Extracted records

Segment Open

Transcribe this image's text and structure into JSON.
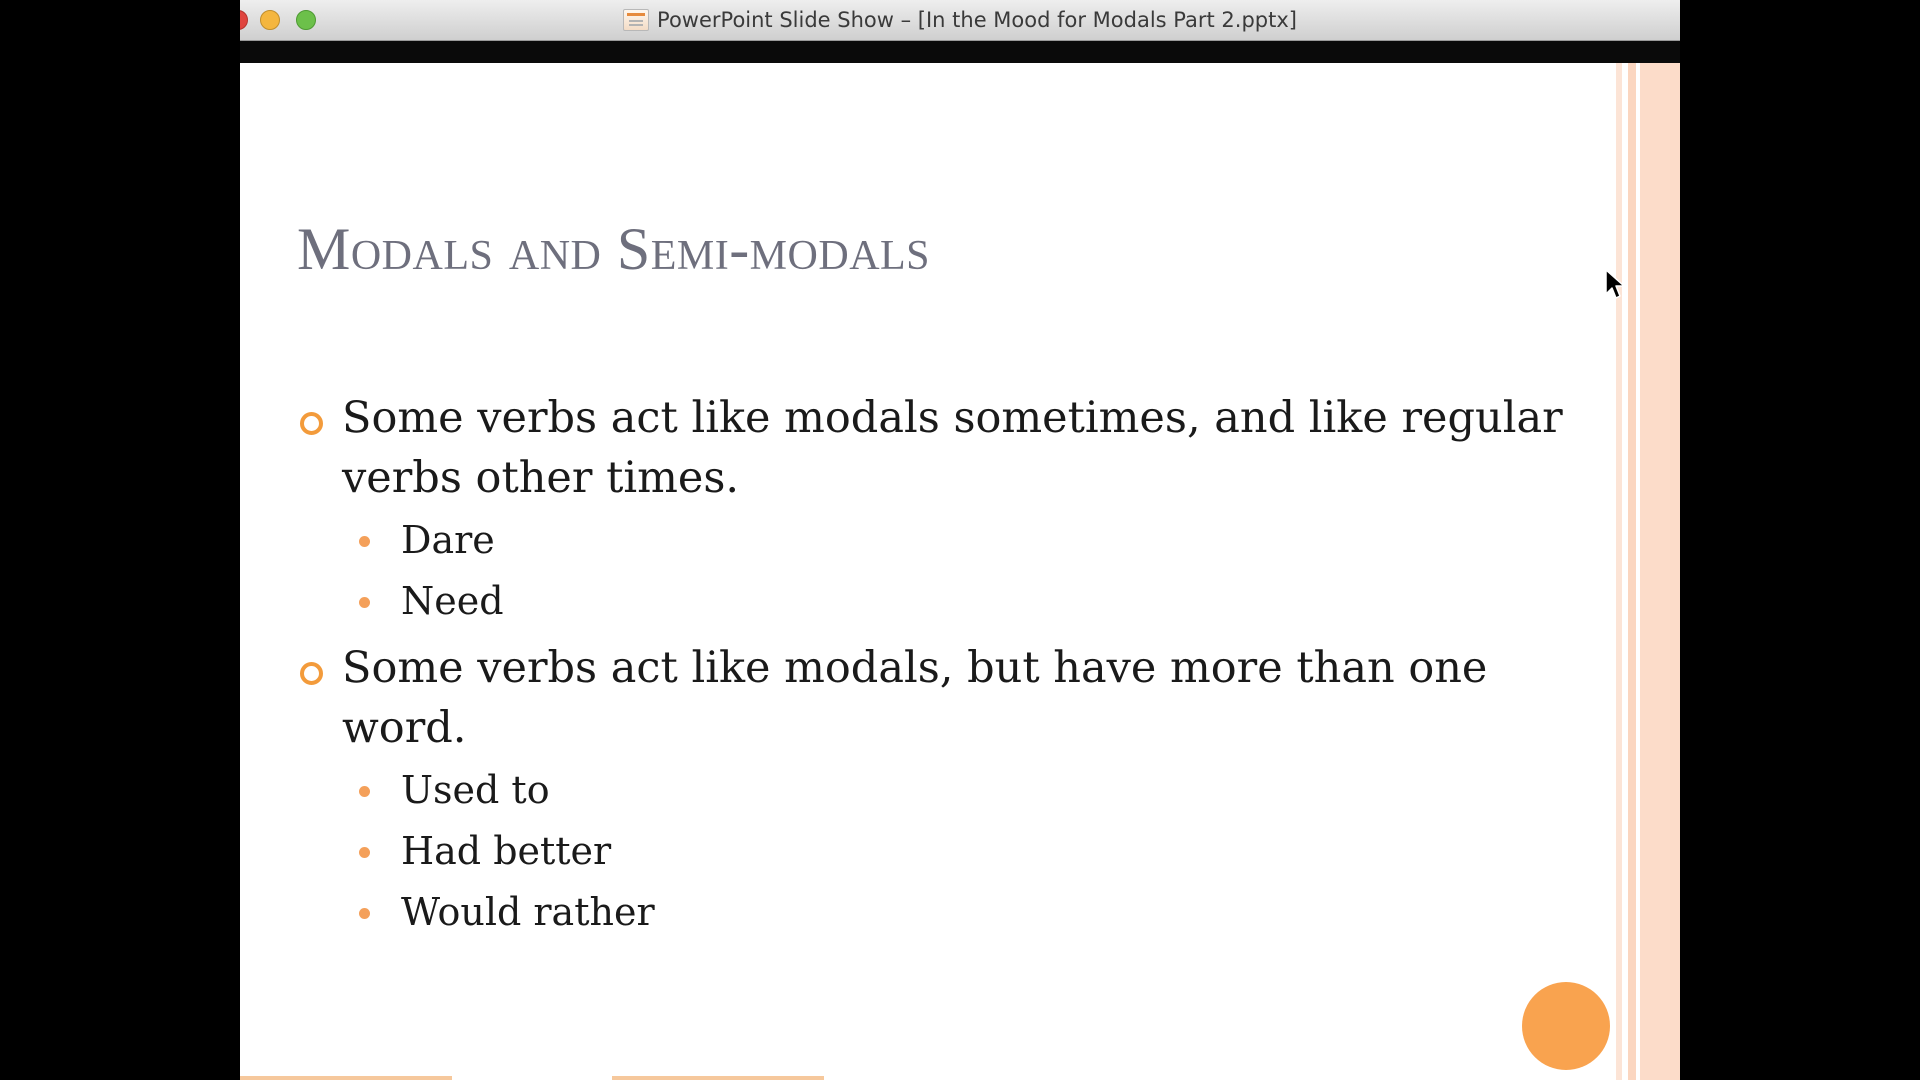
{
  "window": {
    "title": "PowerPoint Slide Show – [In the Mood for Modals Part 2.pptx]",
    "doc_icon": "powerpoint-document-icon"
  },
  "slide": {
    "title": "Modals and Semi-modals",
    "bullets": [
      {
        "text": "Some verbs act like modals sometimes, and like regular verbs other times.",
        "sub": [
          "Dare",
          "Need"
        ]
      },
      {
        "text": "Some verbs act like modals, but have more than one word.",
        "sub": [
          "Used to",
          "Had better",
          "Would rather"
        ]
      }
    ]
  },
  "colors": {
    "accent": "#f39b3b",
    "title": "#6e6f7d",
    "stripe": "#fcdcc9"
  }
}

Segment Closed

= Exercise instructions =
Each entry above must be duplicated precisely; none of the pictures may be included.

= Result below =
Transcribe this image's text and structure into JSON.
{
  "window": {
    "title": "PowerPoint Slide Show – [In the Mood for Modals Part 2.pptx]",
    "doc_icon": "powerpoint-document-icon"
  },
  "slide": {
    "title": "Modals and Semi-modals",
    "bullets": [
      {
        "text": "Some verbs act like modals sometimes, and like regular verbs other times.",
        "sub": [
          "Dare",
          "Need"
        ]
      },
      {
        "text": "Some verbs act like modals, but have more than one word.",
        "sub": [
          "Used to",
          "Had better",
          "Would rather"
        ]
      }
    ]
  },
  "colors": {
    "accent": "#f39b3b",
    "title": "#6e6f7d",
    "stripe": "#fcdcc9"
  }
}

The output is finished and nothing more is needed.